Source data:
+ + + + + + +

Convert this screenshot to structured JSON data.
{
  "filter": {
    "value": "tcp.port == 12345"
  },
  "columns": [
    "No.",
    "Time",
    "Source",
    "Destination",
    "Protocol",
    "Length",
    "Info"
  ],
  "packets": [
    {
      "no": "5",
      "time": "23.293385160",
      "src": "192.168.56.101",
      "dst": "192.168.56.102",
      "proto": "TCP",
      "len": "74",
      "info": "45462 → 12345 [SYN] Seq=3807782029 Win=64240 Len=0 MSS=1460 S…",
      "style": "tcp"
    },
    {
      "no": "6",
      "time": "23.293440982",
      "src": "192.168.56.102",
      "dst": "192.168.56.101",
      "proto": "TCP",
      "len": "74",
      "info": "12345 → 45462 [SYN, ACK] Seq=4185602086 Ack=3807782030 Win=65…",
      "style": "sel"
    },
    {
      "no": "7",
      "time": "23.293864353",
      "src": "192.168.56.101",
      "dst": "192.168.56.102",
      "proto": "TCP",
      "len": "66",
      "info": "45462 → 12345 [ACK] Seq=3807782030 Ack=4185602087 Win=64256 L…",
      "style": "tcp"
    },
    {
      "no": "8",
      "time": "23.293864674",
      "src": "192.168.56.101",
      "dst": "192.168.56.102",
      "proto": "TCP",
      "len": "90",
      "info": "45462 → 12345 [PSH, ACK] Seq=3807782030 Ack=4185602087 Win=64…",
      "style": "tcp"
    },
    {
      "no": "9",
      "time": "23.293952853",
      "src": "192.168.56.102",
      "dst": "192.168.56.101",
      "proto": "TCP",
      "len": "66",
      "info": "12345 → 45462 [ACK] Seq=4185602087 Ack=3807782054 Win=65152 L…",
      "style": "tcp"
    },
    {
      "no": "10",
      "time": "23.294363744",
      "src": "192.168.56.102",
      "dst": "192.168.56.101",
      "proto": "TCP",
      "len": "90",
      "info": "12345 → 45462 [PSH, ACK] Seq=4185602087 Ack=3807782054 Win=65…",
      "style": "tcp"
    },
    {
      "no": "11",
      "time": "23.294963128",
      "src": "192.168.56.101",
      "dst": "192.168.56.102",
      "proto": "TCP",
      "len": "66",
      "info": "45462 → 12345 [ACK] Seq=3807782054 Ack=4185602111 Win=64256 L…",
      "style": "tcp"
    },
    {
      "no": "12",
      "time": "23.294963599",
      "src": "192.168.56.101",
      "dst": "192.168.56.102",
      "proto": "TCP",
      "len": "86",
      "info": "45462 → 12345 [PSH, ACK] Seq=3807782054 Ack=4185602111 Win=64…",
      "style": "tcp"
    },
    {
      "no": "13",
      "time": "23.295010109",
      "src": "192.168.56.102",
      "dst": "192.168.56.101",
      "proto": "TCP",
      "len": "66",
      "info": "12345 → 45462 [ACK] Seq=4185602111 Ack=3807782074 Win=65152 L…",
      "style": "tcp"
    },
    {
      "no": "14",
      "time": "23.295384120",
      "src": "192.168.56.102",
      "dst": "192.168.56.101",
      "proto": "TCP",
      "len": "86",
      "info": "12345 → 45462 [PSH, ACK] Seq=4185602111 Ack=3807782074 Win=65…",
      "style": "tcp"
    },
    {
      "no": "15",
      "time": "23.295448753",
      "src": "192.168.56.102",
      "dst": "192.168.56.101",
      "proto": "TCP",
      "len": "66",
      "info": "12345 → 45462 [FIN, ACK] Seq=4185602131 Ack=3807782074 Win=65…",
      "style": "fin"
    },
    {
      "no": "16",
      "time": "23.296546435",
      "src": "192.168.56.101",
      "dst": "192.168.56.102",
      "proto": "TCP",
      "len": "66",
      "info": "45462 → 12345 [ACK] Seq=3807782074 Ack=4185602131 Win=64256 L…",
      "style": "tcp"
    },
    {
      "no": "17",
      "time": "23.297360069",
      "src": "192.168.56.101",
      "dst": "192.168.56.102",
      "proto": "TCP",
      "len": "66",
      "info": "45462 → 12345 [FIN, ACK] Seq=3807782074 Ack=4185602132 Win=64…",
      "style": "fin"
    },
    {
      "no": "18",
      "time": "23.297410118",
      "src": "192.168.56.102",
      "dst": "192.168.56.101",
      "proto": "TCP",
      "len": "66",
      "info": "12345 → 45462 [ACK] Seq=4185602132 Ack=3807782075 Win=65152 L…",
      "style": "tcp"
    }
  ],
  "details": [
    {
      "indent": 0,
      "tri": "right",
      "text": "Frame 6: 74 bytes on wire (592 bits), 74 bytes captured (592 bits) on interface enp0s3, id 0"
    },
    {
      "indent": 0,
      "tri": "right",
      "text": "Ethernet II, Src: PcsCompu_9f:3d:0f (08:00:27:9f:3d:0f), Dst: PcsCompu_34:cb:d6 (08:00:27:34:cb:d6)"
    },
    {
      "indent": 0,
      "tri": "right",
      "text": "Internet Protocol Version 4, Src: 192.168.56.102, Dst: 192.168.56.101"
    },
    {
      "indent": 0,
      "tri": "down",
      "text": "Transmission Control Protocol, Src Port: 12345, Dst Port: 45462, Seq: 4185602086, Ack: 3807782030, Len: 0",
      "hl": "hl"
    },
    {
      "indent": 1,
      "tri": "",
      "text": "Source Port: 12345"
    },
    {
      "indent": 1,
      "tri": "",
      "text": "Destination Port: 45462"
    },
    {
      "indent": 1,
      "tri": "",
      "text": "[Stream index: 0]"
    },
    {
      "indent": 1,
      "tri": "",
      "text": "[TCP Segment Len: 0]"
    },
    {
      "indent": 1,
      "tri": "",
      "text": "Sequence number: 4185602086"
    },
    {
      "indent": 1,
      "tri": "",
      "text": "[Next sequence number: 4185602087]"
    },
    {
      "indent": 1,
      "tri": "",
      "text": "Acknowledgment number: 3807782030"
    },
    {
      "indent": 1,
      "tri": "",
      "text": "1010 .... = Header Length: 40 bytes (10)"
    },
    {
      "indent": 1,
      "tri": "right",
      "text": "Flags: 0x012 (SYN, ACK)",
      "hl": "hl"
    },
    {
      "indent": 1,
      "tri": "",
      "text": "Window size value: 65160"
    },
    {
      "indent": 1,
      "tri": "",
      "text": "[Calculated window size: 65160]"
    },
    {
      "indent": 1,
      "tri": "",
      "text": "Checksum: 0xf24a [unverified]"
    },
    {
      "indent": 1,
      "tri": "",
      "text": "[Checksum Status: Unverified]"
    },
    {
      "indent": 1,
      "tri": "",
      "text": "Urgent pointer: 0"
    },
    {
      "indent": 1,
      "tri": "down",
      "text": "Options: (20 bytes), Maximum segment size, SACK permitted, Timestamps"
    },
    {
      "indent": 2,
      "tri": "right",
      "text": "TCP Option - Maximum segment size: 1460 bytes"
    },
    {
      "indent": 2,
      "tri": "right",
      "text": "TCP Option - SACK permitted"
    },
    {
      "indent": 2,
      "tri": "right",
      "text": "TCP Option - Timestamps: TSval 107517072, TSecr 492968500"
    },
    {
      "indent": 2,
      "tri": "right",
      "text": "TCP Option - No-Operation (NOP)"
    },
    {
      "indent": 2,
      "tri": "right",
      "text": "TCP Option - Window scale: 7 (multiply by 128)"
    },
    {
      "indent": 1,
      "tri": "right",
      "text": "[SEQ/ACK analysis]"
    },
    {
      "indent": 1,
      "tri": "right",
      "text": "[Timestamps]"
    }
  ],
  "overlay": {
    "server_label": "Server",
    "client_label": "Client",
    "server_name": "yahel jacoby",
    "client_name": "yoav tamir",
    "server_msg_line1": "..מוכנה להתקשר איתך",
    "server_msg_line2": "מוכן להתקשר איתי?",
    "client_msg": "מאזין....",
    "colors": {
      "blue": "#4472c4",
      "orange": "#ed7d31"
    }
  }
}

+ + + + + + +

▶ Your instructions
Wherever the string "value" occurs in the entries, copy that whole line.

▶ Output for this exercise
    "value": "tcp.port == 12345"
      "text": "Window size value: 65160"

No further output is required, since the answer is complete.